“A body can become speaking, thinking, dreaming, imagining. It always senses something. It senses everything corporeal. It senses skins and stones, metals, grasses, waters, and flames. It doesn’t stop sensing.” — Jean-Luc Nancy, Corpus

With this issue, we attempt to explore the patent interwovenness of the socioculturated bodies with the dancing (performing) body. We look to what extent the dancing body mirrors, deliberately or not, the societal and political challenges of our world. Not that this interrogation would be new. Starting with the late 19th century ballet airy virtuosic body hinting at the nascent bourgeois’ dreams of social evasion and finishing with the saccadic defiant hip hop body epitomising the dominating social disarray and the shattering of the American dream, one would end up knowing as much on the history of dance than on our society.
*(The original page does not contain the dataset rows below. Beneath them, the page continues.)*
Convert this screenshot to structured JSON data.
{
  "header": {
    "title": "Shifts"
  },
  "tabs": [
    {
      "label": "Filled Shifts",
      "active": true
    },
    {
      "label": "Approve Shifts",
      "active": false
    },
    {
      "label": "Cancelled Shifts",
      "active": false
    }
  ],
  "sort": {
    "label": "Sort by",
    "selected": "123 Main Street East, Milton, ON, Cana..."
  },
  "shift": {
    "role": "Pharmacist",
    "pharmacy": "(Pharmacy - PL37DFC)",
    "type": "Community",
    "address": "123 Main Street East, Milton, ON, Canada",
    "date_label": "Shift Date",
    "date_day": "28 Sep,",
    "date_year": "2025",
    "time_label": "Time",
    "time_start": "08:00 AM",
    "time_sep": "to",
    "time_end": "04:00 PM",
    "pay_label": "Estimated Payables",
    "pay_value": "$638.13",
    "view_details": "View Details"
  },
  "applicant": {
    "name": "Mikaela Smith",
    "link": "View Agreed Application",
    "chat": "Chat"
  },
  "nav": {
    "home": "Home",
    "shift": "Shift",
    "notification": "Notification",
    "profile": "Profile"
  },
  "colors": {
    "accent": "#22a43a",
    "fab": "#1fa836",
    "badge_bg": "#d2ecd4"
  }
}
No wonder some of uEDITORAL FLOATING QUOTEs dream of seeing the revival of the Duncan-Fuller-Saint Denis dances to remind us that the ambient prevailing puritanism is, as it has always been, mere hypocrisy.
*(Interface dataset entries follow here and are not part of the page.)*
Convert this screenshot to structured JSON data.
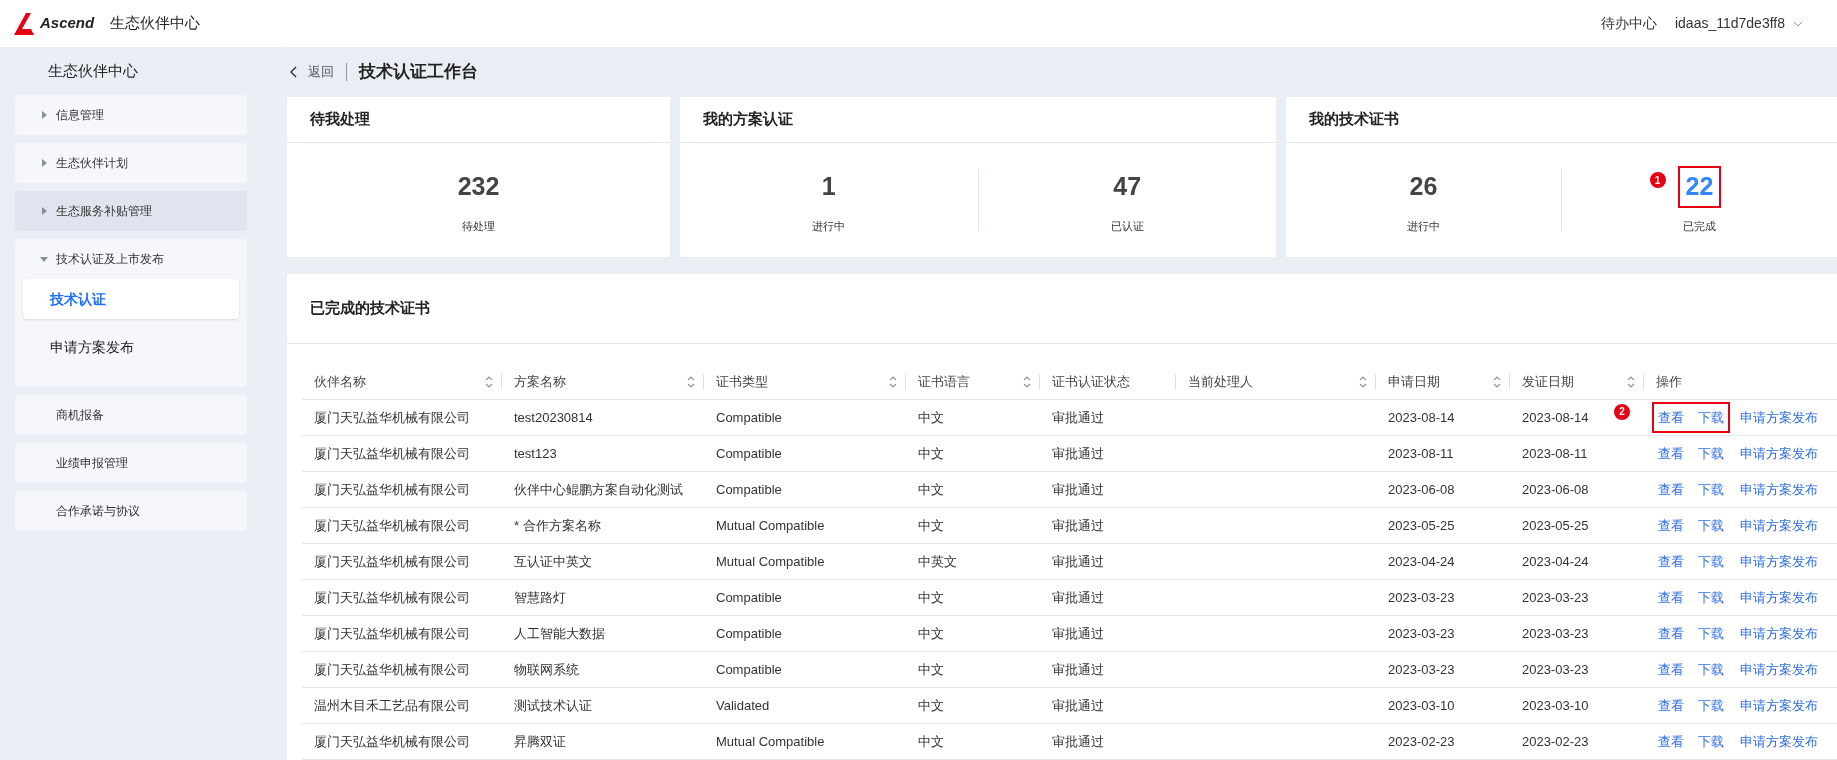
{
  "header": {
    "logo_text": "Ascend",
    "site_title": "生态伙伴中心",
    "todo_link": "待办中心",
    "user": "idaas_11d7de3ff8"
  },
  "sidebar": {
    "title": "生态伙伴中心",
    "items": [
      {
        "label": "信息管理",
        "kind": "group",
        "expanded": false,
        "hovered": false
      },
      {
        "label": "生态伙伴计划",
        "kind": "group",
        "expanded": false,
        "hovered": false
      },
      {
        "label": "生态服务补贴管理",
        "kind": "group",
        "expanded": false,
        "hovered": true
      },
      {
        "label": "技术认证及上市发布",
        "kind": "group",
        "expanded": true,
        "hovered": false,
        "children": [
          {
            "label": "技术认证",
            "selected": true
          },
          {
            "label": "申请方案发布",
            "selected": false
          }
        ]
      },
      {
        "label": "商机报备",
        "kind": "link",
        "hovered": false
      },
      {
        "label": "业绩申报管理",
        "kind": "link",
        "hovered": false
      },
      {
        "label": "合作承诺与协议",
        "kind": "link",
        "hovered": false
      }
    ]
  },
  "breadcrumb": {
    "back": "返回",
    "title": "技术认证工作台"
  },
  "cards": [
    {
      "title": "待我处理",
      "stats": [
        {
          "value": "232",
          "label": "待处理",
          "link": false
        }
      ]
    },
    {
      "title": "我的方案认证",
      "stats": [
        {
          "value": "1",
          "label": "进行中",
          "link": false
        },
        {
          "value": "47",
          "label": "已认证",
          "link": false
        }
      ]
    },
    {
      "title": "我的技术证书",
      "stats": [
        {
          "value": "26",
          "label": "进行中",
          "link": false
        },
        {
          "value": "22",
          "label": "已完成",
          "link": true,
          "annotation": "1"
        }
      ]
    }
  ],
  "table_section": {
    "title": "已完成的技术证书",
    "columns": [
      {
        "label": "伙伴名称",
        "sortable": true
      },
      {
        "label": "方案名称",
        "sortable": true
      },
      {
        "label": "证书类型",
        "sortable": true
      },
      {
        "label": "证书语言",
        "sortable": true
      },
      {
        "label": "证书认证状态",
        "sortable": false
      },
      {
        "label": "当前处理人",
        "sortable": true
      },
      {
        "label": "申请日期",
        "sortable": true
      },
      {
        "label": "发证日期",
        "sortable": true
      },
      {
        "label": "操作",
        "sortable": false
      }
    ],
    "rows": [
      {
        "cells": [
          "厦门天弘益华机械有限公司",
          "test20230814",
          "Compatible",
          "中文",
          "审批通过",
          "",
          "2023-08-14",
          "2023-08-14"
        ],
        "actions": [
          "查看",
          "下载",
          "申请方案发布"
        ],
        "annotation": "2"
      },
      {
        "cells": [
          "厦门天弘益华机械有限公司",
          "test123",
          "Compatible",
          "中文",
          "审批通过",
          "",
          "2023-08-11",
          "2023-08-11"
        ],
        "actions": [
          "查看",
          "下载",
          "申请方案发布"
        ]
      },
      {
        "cells": [
          "厦门天弘益华机械有限公司",
          "伙伴中心鲲鹏方案自动化测试",
          "Compatible",
          "中文",
          "审批通过",
          "",
          "2023-06-08",
          "2023-06-08"
        ],
        "actions": [
          "查看",
          "下载",
          "申请方案发布"
        ]
      },
      {
        "cells": [
          "厦门天弘益华机械有限公司",
          "* 合作方案名称",
          "Mutual Compatible",
          "中文",
          "审批通过",
          "",
          "2023-05-25",
          "2023-05-25"
        ],
        "actions": [
          "查看",
          "下载",
          "申请方案发布"
        ]
      },
      {
        "cells": [
          "厦门天弘益华机械有限公司",
          "互认证中英文",
          "Mutual Compatible",
          "中英文",
          "审批通过",
          "",
          "2023-04-24",
          "2023-04-24"
        ],
        "actions": [
          "查看",
          "下载",
          "申请方案发布"
        ]
      },
      {
        "cells": [
          "厦门天弘益华机械有限公司",
          "智慧路灯",
          "Compatible",
          "中文",
          "审批通过",
          "",
          "2023-03-23",
          "2023-03-23"
        ],
        "actions": [
          "查看",
          "下载",
          "申请方案发布"
        ]
      },
      {
        "cells": [
          "厦门天弘益华机械有限公司",
          "人工智能大数据",
          "Compatible",
          "中文",
          "审批通过",
          "",
          "2023-03-23",
          "2023-03-23"
        ],
        "actions": [
          "查看",
          "下载",
          "申请方案发布"
        ]
      },
      {
        "cells": [
          "厦门天弘益华机械有限公司",
          "物联网系统",
          "Compatible",
          "中文",
          "审批通过",
          "",
          "2023-03-23",
          "2023-03-23"
        ],
        "actions": [
          "查看",
          "下载",
          "申请方案发布"
        ]
      },
      {
        "cells": [
          "温州木目禾工艺品有限公司",
          "测试技术认证",
          "Validated",
          "中文",
          "审批通过",
          "",
          "2023-03-10",
          "2023-03-10"
        ],
        "actions": [
          "查看",
          "下载",
          "申请方案发布"
        ]
      },
      {
        "cells": [
          "厦门天弘益华机械有限公司",
          "昇腾双证",
          "Mutual Compatible",
          "中文",
          "审批通过",
          "",
          "2023-02-23",
          "2023-02-23"
        ],
        "actions": [
          "查看",
          "下载",
          "申请方案发布"
        ]
      }
    ]
  }
}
We have invited our contributors to reflect to a slightly different angle – we wondered what kind of mirror is the body of a dancer today, now. To what extent is it given the space to be permeated by socio-political events? To what extent can it encourage political analysis and societal thought? How vigorous is the meaning that it chooses to convey? Bodies aren’t some kind of fullness or filled space, as Jean-Luc Nancy rightfully pointed out. ‘They are open spaces, implying, in some sense, a space more spacious than spatial, what could also be called a place. Bodies are places of existence, and nothing exists without a place, a there, a “here,” a “here is,” for a this.’

With this issue we are precisely examining what this is.